→ WORK ITEM: Filter the records below down to lines containing "true".

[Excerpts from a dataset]
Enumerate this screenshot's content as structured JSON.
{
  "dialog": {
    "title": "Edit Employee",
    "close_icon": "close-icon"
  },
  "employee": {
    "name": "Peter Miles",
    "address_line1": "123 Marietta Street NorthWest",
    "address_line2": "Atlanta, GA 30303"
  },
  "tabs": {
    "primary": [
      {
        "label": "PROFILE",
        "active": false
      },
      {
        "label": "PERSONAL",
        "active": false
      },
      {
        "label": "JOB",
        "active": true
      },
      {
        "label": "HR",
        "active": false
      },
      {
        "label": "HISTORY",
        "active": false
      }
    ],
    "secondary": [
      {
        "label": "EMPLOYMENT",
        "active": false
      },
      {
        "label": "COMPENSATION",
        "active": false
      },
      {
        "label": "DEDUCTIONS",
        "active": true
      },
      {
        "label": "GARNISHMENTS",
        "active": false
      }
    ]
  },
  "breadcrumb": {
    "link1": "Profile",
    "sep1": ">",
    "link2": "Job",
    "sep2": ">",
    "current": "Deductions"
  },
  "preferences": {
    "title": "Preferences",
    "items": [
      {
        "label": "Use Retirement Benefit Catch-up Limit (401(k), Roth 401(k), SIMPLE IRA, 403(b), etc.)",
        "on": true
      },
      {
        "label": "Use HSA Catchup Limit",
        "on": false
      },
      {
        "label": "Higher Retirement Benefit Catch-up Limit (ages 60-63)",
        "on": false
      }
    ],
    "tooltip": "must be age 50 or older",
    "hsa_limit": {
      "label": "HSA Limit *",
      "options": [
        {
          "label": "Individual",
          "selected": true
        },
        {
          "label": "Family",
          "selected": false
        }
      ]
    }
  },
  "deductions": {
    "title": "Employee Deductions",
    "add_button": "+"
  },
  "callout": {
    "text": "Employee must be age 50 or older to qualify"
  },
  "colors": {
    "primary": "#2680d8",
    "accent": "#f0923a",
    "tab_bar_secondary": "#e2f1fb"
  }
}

→ RESULT:
        "active": true
        "active": true
        "on": true
          "selected": true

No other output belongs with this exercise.